Political leadership is about competent, inspiring and strategic individuals (or a group of individuals) who are fit to and can indeed lead. A new leadership will have to emerge from the existing political parties, civil society movements, academia and the grassroots. Such a movement is unlikely to be similar to the Aam Aadmi Party in India. But it could be a regrouping of ‘good’ people who can lead. They can come from left, centre or the right. What such a new party essentially needs is an entirely new way of doing politics. We believe the new party should embrace at least seven critical principles.
First, the new leaders need to be able to demonstrate strong leadership to the people through the use of knowledge and evidence. The new force must express deep commitment to knowledge as an overarching principle of its political organisation.
Second, it needs to implement a truly inclusive and engaging model of politics. This can be done by ensuring the inclusion of diverse sections of society in senior party leadership positions. The new party should foster deliberative politics between the elected leaders and the people so as to ensure that legitimate voices are incorporated in every policy decision.
Third, the new leadership requires a strong sense of reflexivity with regard to recognising and acknowledging past failures and successes. They need to be committed to transformative politics for prosperity, consciously informed by their experience.
Fourth, the new force should balance the relations between India and China, not India or China. It should have demonstrated capacity to manage geopolitical relations and harness the strategic opportunity that India and China present to Nepal.
Fifth, the new party should promote strong internal democracy with open debating forums to make sure that every decision takes all existent facts, consequences and alternatives into account. This means, the new party should be taken as a learning organisation with capacity-building deeply embedded in it. Moreover, party cadres and leaders should have clear and well thought out plans to earn their livelihood and economic necessities to avoid corruptive practices. Transparent procedures are needed for allocating power and responsibilities among the leaders and cadres, while also putting mechanisms in place for expressing, deliberating and managing conflicts within the party.

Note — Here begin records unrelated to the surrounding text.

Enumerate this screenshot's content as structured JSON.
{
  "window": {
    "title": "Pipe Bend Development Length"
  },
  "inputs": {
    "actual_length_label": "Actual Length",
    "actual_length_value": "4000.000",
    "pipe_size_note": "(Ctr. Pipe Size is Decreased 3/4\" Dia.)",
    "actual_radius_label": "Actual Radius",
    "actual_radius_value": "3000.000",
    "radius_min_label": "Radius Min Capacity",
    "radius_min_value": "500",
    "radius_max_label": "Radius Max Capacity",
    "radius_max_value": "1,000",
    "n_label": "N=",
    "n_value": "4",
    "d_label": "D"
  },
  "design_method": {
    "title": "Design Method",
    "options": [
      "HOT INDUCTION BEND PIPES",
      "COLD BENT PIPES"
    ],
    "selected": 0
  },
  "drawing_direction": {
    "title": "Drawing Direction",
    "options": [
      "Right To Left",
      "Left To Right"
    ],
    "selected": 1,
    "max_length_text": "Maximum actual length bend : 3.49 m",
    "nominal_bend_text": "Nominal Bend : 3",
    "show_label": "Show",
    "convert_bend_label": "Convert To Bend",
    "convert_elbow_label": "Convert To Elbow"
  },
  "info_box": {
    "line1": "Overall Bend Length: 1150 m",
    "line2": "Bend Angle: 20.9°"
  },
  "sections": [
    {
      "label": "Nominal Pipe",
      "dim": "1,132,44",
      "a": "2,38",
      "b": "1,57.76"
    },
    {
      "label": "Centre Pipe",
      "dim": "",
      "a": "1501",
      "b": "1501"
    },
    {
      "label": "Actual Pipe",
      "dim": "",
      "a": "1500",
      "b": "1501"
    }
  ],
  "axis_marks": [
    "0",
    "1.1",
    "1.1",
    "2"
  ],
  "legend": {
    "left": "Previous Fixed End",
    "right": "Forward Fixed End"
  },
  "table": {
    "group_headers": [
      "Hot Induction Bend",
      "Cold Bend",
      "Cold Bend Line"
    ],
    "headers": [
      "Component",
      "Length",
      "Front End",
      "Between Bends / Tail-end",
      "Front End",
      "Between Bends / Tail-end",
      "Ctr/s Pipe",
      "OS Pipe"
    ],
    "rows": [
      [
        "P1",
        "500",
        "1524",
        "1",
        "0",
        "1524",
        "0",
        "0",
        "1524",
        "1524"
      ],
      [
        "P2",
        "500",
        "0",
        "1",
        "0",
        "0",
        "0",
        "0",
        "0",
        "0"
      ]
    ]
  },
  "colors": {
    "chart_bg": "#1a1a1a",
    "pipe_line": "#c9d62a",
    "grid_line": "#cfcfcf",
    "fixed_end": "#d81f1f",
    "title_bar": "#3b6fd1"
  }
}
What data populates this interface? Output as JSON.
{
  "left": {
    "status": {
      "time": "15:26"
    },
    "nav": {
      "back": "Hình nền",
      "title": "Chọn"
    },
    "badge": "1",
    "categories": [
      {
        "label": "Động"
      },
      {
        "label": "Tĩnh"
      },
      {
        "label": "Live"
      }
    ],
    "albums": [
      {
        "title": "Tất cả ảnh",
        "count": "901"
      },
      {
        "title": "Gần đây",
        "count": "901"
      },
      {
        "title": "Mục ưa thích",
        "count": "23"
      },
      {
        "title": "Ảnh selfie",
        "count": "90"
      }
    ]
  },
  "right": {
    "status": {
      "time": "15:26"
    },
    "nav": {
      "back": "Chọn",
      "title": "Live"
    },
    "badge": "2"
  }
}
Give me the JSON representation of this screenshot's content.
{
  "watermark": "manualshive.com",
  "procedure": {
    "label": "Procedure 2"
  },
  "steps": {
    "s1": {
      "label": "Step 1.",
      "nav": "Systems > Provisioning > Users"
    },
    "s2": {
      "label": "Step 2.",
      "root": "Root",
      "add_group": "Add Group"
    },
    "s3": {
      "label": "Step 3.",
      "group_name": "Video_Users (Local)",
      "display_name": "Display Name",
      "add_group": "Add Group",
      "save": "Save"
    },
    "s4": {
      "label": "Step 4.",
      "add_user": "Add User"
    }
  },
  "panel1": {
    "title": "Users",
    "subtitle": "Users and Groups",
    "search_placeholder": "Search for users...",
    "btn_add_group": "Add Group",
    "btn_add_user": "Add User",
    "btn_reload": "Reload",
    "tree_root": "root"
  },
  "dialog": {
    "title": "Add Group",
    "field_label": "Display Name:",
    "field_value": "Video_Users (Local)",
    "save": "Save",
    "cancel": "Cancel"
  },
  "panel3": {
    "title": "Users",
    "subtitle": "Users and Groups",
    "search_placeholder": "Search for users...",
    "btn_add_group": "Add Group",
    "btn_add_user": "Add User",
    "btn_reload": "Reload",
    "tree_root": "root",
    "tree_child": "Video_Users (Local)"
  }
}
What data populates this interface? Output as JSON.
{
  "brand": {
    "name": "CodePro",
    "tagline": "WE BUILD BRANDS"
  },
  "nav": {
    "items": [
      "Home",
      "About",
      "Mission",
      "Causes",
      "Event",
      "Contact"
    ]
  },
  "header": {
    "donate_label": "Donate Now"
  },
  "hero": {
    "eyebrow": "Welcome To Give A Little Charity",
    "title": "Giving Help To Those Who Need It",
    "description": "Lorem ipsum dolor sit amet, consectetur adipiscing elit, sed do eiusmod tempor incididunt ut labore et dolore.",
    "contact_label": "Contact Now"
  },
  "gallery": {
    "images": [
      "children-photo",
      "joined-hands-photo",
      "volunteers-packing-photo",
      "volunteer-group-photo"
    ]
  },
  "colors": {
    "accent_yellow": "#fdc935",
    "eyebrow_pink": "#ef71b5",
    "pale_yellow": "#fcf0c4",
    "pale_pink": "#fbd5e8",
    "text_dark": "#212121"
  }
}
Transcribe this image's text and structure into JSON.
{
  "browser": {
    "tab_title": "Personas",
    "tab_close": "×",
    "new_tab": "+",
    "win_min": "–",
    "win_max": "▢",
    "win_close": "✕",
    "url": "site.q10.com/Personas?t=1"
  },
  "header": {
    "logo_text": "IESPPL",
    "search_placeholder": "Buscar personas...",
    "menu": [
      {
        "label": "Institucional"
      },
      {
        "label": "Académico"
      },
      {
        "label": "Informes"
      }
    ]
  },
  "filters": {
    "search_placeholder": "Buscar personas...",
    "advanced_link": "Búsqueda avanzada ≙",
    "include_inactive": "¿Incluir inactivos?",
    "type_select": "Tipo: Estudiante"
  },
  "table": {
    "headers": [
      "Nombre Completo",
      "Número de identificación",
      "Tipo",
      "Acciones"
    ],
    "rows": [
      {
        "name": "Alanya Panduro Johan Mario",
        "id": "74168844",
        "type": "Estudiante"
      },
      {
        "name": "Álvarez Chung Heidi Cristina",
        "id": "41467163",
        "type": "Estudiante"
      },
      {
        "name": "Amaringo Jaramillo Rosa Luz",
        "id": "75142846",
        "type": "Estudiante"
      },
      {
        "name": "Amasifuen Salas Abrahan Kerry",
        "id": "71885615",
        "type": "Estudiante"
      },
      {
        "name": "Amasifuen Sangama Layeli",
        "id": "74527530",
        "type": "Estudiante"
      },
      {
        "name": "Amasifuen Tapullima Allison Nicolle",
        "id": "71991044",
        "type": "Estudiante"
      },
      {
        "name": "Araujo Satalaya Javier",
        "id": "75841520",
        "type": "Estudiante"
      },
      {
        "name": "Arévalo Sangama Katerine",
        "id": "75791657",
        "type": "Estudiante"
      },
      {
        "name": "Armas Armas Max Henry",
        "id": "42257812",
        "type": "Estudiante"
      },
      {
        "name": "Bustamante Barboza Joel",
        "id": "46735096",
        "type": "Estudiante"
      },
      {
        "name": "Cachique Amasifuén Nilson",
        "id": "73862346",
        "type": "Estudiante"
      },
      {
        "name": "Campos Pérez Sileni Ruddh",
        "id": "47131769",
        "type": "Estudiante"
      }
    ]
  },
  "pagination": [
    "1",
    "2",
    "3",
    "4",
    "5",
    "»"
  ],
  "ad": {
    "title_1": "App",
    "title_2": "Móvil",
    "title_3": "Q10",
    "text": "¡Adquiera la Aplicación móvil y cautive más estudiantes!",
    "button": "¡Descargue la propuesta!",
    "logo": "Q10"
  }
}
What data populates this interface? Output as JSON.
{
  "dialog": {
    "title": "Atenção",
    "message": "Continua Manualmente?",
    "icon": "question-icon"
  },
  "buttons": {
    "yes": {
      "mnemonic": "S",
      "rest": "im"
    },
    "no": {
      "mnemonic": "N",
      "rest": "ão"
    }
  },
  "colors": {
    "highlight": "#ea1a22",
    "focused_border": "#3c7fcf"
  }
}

Sixth, the political philosophy of the new party should be a blend of socialist and capitalist ideals. This involves promotion of liberal capitalist political economy with a vision to move towards socialist society. This also means embracing the public-private-community partnership model for development and prosperity. The opportunistic use of the neo-liberal market opportunity is critical to enhancing the livelihood of the poor.
Finally, the new political party should emphasise on the delivery of development goals through strategic planning and strict adherence to the rule of law. The leadership should demonstrate high moral, integrity, and accountability to the people. A detailed transformative development strategy document need to be presented in front of the wider public and should be amended every three years. Respect for authority vis-a-vis freedom of expression should be ensured to facilitate planned development and social change.
New power aspirants
In a nutshell, the ongoing crises present an opportunity for change in Nepal. The aforementioned points will provide some fundamental elements to conceptualise and operationalise a new political force. Of course, the existing political parties and leadership (and their astute supporters) would certainly claim to pursue all of the above principles and many more. But we cannot continue to tread this path any longer. We really need to look out for alternatives, and be willing to listen to others and be genuinely open to change.
Thus, we are glad to see people such as Baburam Bhattarai, Rabindra Mishra, Ujwal Thapa and others talk about the need for a new political force in Nepal. But it is not yet clear who is going to grab this unprecedented opportunity at this historical juncture of Nepali politics. Yet, we believe that a party is likely to succeed if it follows the above-mentioned principles.
Shrestha is senior lecturer and Ojha is research fellow at University of New South Wales, Australia